ANCHORAGE — A woman named Thursday as an accomplice in a man's jailbreak had visited the inmate at Mat-Su Pretrial Facility at least two dozen times since his most recent incarceration in November, according to the Department of Corrections.
Kosha Lynae Jacob, 22, made her last visit to see Kent C. Matte on Tuesday, the day before Matte's escape, according to a corrections spokesman who cited jail visitation records. Jacob saw Matte 15 times in November and eight times in December, the records show.
Few other details about their relationship or the escape were made available by Alaska State Troopers, who were handling the investigation.

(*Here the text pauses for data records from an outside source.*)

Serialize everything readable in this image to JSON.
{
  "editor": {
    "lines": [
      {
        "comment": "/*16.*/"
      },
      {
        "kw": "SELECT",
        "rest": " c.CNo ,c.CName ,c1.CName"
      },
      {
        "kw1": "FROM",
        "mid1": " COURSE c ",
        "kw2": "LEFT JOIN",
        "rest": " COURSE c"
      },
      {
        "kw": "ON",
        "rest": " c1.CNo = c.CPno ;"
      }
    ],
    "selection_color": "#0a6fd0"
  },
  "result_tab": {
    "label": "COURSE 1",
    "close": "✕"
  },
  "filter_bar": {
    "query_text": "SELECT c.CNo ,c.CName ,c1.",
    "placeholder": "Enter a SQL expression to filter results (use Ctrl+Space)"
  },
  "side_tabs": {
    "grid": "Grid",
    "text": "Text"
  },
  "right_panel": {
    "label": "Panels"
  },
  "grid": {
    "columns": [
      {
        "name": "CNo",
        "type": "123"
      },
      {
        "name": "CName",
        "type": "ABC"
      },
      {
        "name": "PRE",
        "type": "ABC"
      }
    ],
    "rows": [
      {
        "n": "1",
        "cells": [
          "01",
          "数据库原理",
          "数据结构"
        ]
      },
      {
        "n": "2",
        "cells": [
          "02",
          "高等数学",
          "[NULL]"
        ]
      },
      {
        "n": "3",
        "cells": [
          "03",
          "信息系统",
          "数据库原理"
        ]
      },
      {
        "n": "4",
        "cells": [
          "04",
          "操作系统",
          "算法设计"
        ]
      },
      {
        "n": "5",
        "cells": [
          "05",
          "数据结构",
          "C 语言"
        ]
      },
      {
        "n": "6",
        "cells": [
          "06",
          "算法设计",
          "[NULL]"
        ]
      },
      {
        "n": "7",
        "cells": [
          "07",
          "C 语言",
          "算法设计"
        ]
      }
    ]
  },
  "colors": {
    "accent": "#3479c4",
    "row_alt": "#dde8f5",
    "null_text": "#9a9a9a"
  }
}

Matte, 44, broke out after breakfast Wednesday and was back behind bars before dinner.
A manhunt by multiple law enforcement agencies, led by troopers, tracked Matte across the Matanuska-Susitna Borough from the Palmer jail to a home in Wasilla, troopers said Thursday.
Jacob, a Wasilla resident, was arrested on charges of helping Matte escape and of hindering prosecution.
Matte got free by working apart links in a recreation yard cage, throwing his blue coat atop razor wire on a 12-foot fence and climbing over, according to the Department of Corrections.
Six corrections officers -- the minimum staffing level for the jail -- were watching over the 104 inmates there, Sam Edwards, a deputy commissioner of corrections, said Wednesday. The jail's capacity is 105 inmates but it has been over capacity with as many as 120 prisoners recently, Edwards said.
No officers were present with the three inmates in the recreation yard at the time of Matte's escape, Edwards said. Corrections policies do not require officers to monitor a camera in the yard continuously, he said.
Corrections officials do not have any reason to think Matte started to unweave the fence any earlier than Wednesday morning, Garland Armstrong, director of the department's division of institutions, said at a press conference Thursday.
Matte cut his hands and torso climbing over the second fence. Hospital staff stitched him up after the capture, Armstrong said.
Matte was back in custody at 2:30 p.m. after more than six hours on the lam.
Citing a trooper's affidavit, The Associated Press reported that a man at Jacob's home told authorities he transported the pair to an abandoned house near the Parks Highway and Stanley Road, where troopers later found Matte. The man said he didn't know until later that Matte had escaped from jail.
As authorities surrounded the house, Matte tried to flee but was arrested quickly and without injuring anybody, troopers said.
Matte now faces felony escape charges, according to court records.
Court records indicate Matte was awaiting trial for burglary, criminal mischief, theft of a firearm or explosive, possession of a controlled substance and failure to stop at the direction of a police officer.
After his capture and booking in Palmer, prisoner transport officers moved him to the Anchorage jail, where he was being held Thursday in a maximum-security segregation unit, which means he is isolated from the general population and with restricted movement, Armstrong said.
"Based on the events that occurred, his actions and behavior, obviously a better place for him at this particular moment is the Anchorage jail," Armstrong said. "There's a maximum-security segregation unit at the Anchorage jail and it's better housing for him at this time."
There's not much difference between the segregation unit and solitary confinement, Armstrong said.
While troopers released a description of Matte on Wednesday morning shortly after the escape, the agency declined to release a photo or an identity. Media received a picture and name just before he was caught.
Troopers spokeswoman Megan Peters defended the decision to not release Matte's name or picture for several hours.
"Based on the information we have in front of us, and the information we are working with, we didn't feel we (had) an overwhelming reason to put it out to the public," Peters said. "We don't normally release photos of suspects unless there's an overwhelming danger to public safety."
An internal review of all aspects of the jail's operations -- including policies, fence construction and procedures, security in the recreation yard, staffing levels and officer placement -- is under way in the wake of the escape, Armstrong said.
"Once the review is done, we'll make the necessary changes and proceed from there," Armstrong said. Those changes would not be made public, he said.